Task prompt » A bare number is all that is needed: how many lines below contain the string "Pengajuan"?
━━ Extracted material
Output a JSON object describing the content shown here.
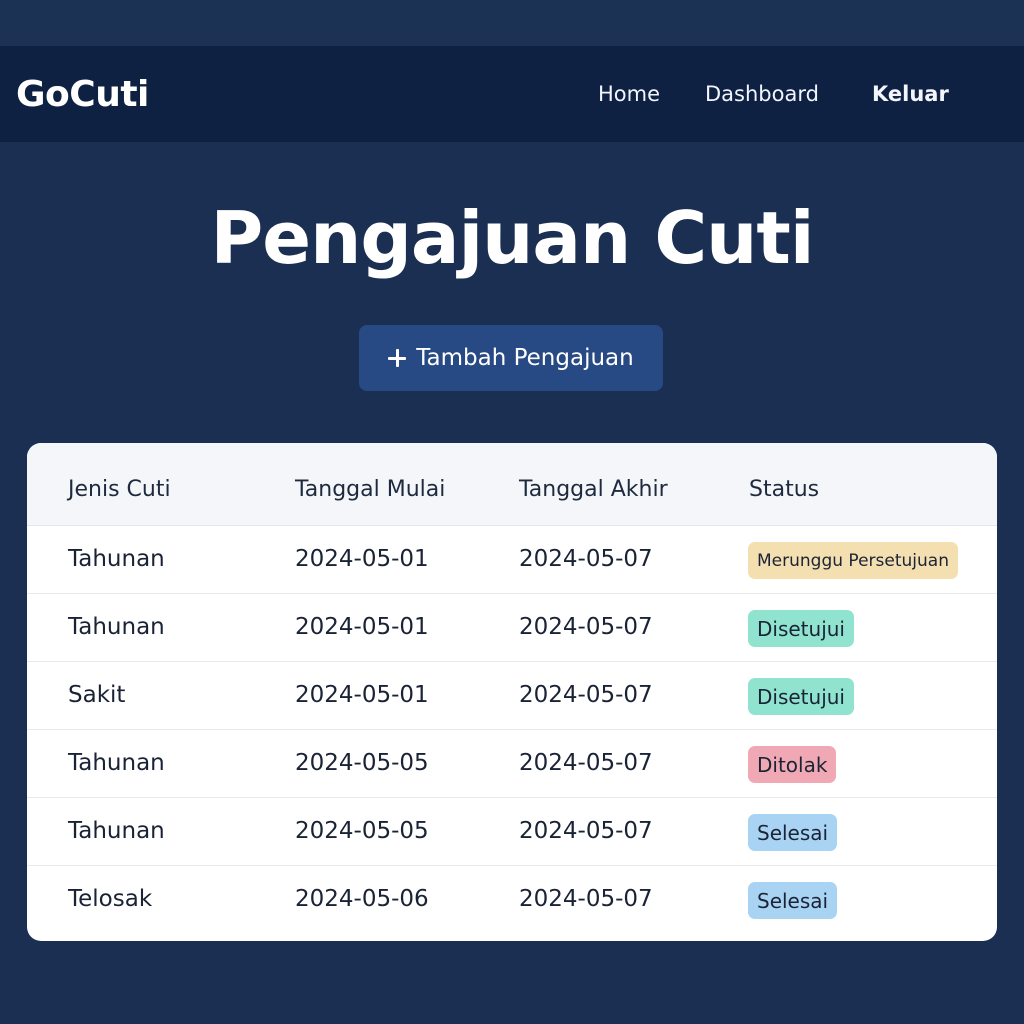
{
  "app": {
    "brand": "GoCuti"
  },
  "nav": {
    "home": "Home",
    "dashboard": "Dashboard",
    "logout": "Keluar"
  },
  "page": {
    "title": "Pengajuan Cuti",
    "add_button": "Tambah Pengajuan"
  },
  "table": {
    "headers": [
      "Jenis Cuti",
      "Tanggal Mulai",
      "Tanggal Akhir",
      "Status"
    ],
    "rows": [
      {
        "type": "Tahunan",
        "start": "2024-05-01",
        "end": "2024-05-07",
        "status": "Merunggu Persetujuan",
        "status_color": "#f3dfb0"
      },
      {
        "type": "Tahunan",
        "start": "2024-05-01",
        "end": "2024-05-07",
        "status": "Disetujui",
        "status_color": "#8fe3cf"
      },
      {
        "type": "Sakit",
        "start": "2024-05-01",
        "end": "2024-05-07",
        "status": "Disetujui",
        "status_color": "#8fe3cf"
      },
      {
        "type": "Tahunan",
        "start": "2024-05-05",
        "end": "2024-05-07",
        "status": "Ditolak",
        "status_color": "#f0a9b4"
      },
      {
        "type": "Tahunan",
        "start": "2024-05-05",
        "end": "2024-05-07",
        "status": "Selesai",
        "status_color": "#a9d3f3"
      },
      {
        "type": "Telosak",
        "start": "2024-05-06",
        "end": "2024-05-07",
        "status": "Selesai",
        "status_color": "#a9d3f3"
      }
    ]
  },
  "colors": {
    "background": "#1a2f52",
    "navbar": "#0e2143",
    "button": "#274a84"
  },
  "icons": {
    "add": "plus-icon"
  }
}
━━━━
Answer for the task » 2